Each Friday Annie Schiffmann hops on Instagram Live to find out what you learned this week and share what she learned about marketing your work on social media. It’s called What I Learned This Week. This week: special guest brand strategist Lindsey Schatz talks about having backups (or, understudies as we like to say) plus how to get permission to use someone else’s Instagram post.
How To Ask For Permission to Use Someone Else’s Instagram Post
It can be daunting to create so many Instagram posts in a week - so don’t! Give yourself and a break and find other content that speaks the same message that you want. Just make sure that you ask permission to use someone else’s Instagram post.

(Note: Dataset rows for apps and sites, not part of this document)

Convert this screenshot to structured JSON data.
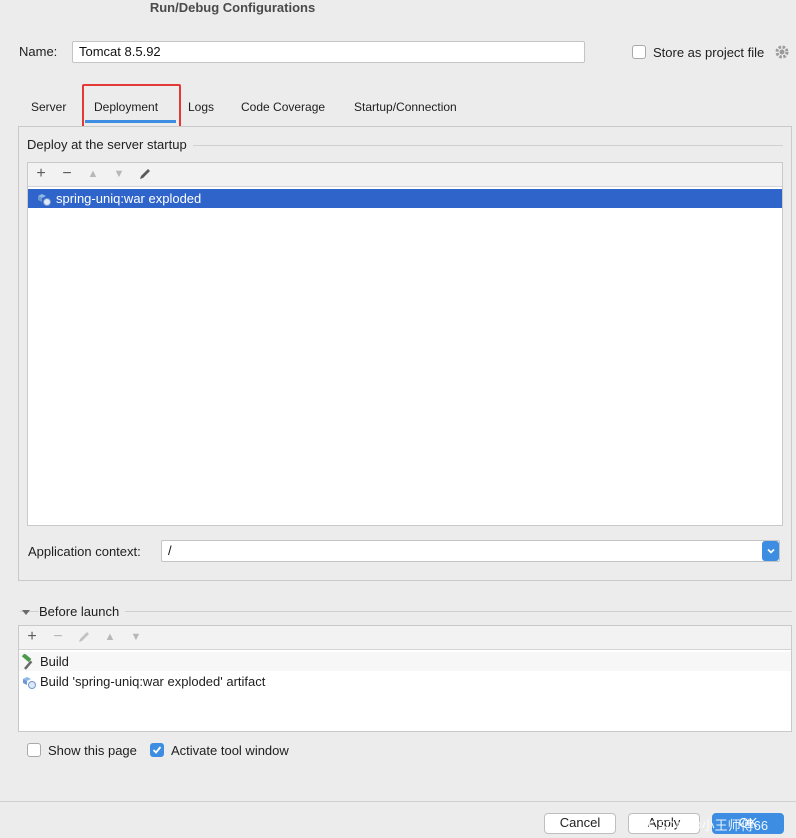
{
  "window": {
    "title": "Run/Debug Configurations"
  },
  "name_field": {
    "label": "Name:",
    "value": "Tomcat 8.5.92"
  },
  "store_as_project": {
    "label": "Store as project file",
    "checked": false
  },
  "tabs": [
    {
      "label": "Server"
    },
    {
      "label": "Deployment"
    },
    {
      "label": "Logs"
    },
    {
      "label": "Code Coverage"
    },
    {
      "label": "Startup/Connection"
    }
  ],
  "active_tab": "Deployment",
  "deploy_section": {
    "title": "Deploy at the server startup",
    "toolbar": [
      {
        "icon": "plus-icon",
        "symbol": "+",
        "enabled": true
      },
      {
        "icon": "minus-icon",
        "symbol": "−",
        "enabled": true
      },
      {
        "icon": "arrow-up-icon",
        "symbol": "▲",
        "enabled": false
      },
      {
        "icon": "arrow-down-icon",
        "symbol": "▼",
        "enabled": false
      },
      {
        "icon": "pencil-icon",
        "symbol": "✎",
        "enabled": true
      }
    ],
    "items": [
      {
        "label": "spring-uniq:war exploded",
        "icon": "artifact-icon",
        "selected": true
      }
    ]
  },
  "app_context": {
    "label": "Application context:",
    "value": "/"
  },
  "before_launch": {
    "title": "Before launch",
    "toolbar": [
      {
        "icon": "plus-icon",
        "symbol": "+",
        "enabled": true
      },
      {
        "icon": "minus-icon",
        "symbol": "−",
        "enabled": false
      },
      {
        "icon": "pencil-icon",
        "symbol": "✎",
        "enabled": false
      },
      {
        "icon": "arrow-up-icon",
        "symbol": "▲",
        "enabled": false
      },
      {
        "icon": "arrow-down-icon",
        "symbol": "▼",
        "enabled": false
      }
    ],
    "items": [
      {
        "label": "Build",
        "icon": "hammer-icon"
      },
      {
        "label": "Build 'spring-uniq:war exploded' artifact",
        "icon": "artifact-icon"
      }
    ]
  },
  "show_this_page": {
    "label": "Show this page",
    "checked": false
  },
  "activate_tool_window": {
    "label": "Activate tool window",
    "checked": true
  },
  "buttons": {
    "cancel": "Cancel",
    "apply": "Apply",
    "ok": "OK"
  },
  "watermark": "CSDN @小王师傅66",
  "colors": {
    "accent": "#3d8ee2",
    "selection": "#2f65ca",
    "highlight": "#e53935"
  }
}
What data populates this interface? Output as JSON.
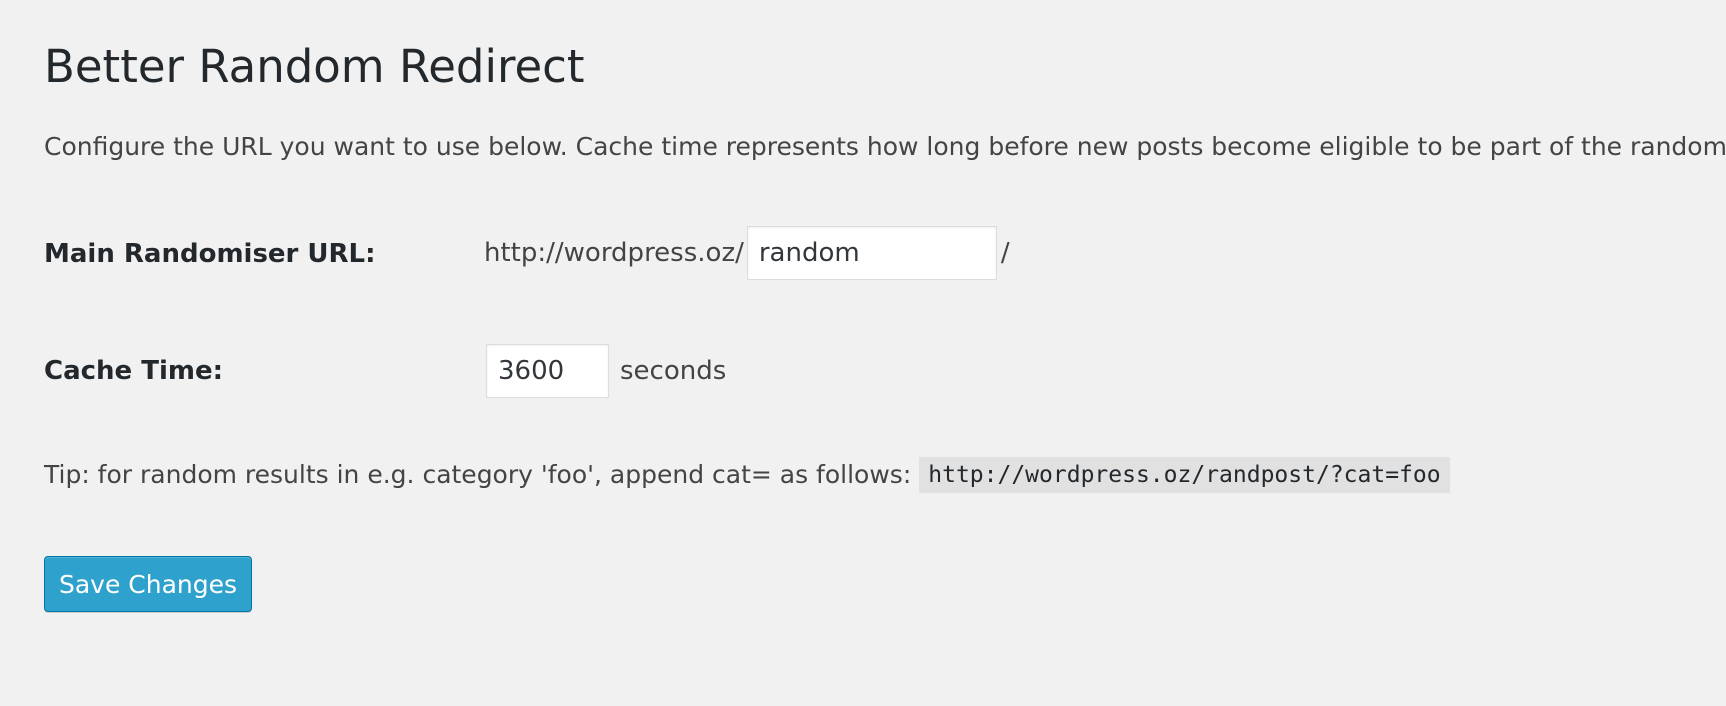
{
  "page": {
    "title": "Better Random Redirect",
    "intro": "Configure the URL you want to use below. Cache time represents how long before new posts become eligible to be part of the randomiser."
  },
  "form": {
    "url_row": {
      "label": "Main Randomiser URL:",
      "prefix": "http://wordpress.oz/",
      "value": "random",
      "suffix": "/"
    },
    "cache_row": {
      "label": "Cache Time:",
      "value": "3600",
      "unit": "seconds"
    },
    "tip": {
      "text": "Tip: for random results in e.g. category 'foo', append cat= as follows:",
      "code": "http://wordpress.oz/randpost/?cat=foo"
    },
    "save_label": "Save Changes"
  },
  "colors": {
    "background": "#f1f1f1",
    "primary_button": "#2ea2cc",
    "code_background": "#e1e1e1"
  }
}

We pepper in other people’s posts - also known as User Generated Content - to our Content Calendars on a regular basis - about once or twice a month. Note: we also have referred to this as Curated Content as well.
On Facebook, LinkedIn, or Twitter it’s easy to share other people’s content, but on Instagram, not so much. You can use a third party app such as repost. But sometimes that looks a little amateurish.
Instead, here’s a way to go about getting permission
Find a post (either by scrolling through your feed or by searching hashtags or locations) that you’d like to put up on your feed.
Use the paper airplane icon below the image to “send” the image in a direct message to account that originally posted it.
Say something like, “Love this image! Is it okay if we were to use it on our feed? We promise to give you credit.”
When you get approval, take a screen shot of the image and post it to your page making sure to give all of the appropriate people credit. This includes the original account that posted it, the photographer who may have taken the photo, and any of the people in the photo.
Lindsey Schatz from Schatz Virtual Solutions on Having Backup Plans
Lindsey Schatz is a fellow marketer and runs the company Schatz Virtual Solutions they helps small businesses with digital branding and strategies. With Facebook and Instagram going down this week, she learned an It’s always good to have knowledge of more than one platform or tool so that when something goes wrong - especially something time sensitive - you can still make it work. Here’s her story:
Lindsey has to post for her clients and usually schedules them ahead of time. But on Thursday - after the FB & IG blackout - she was still having some issues with the scheduler that she always uses.
Because she was familiar with another platform, she was able to schedule the post over there and be sure that the time-sensitive posts that the client needed to go out, actually posted.
It all shows the power of a back up plan! But, of course, in the theater world we know that all too well. That’s why we have understudies!
Join the Fun!
Want to share what you’ve learned? Create a post on IG or Twitter sharing what you learned and tag #WLTW.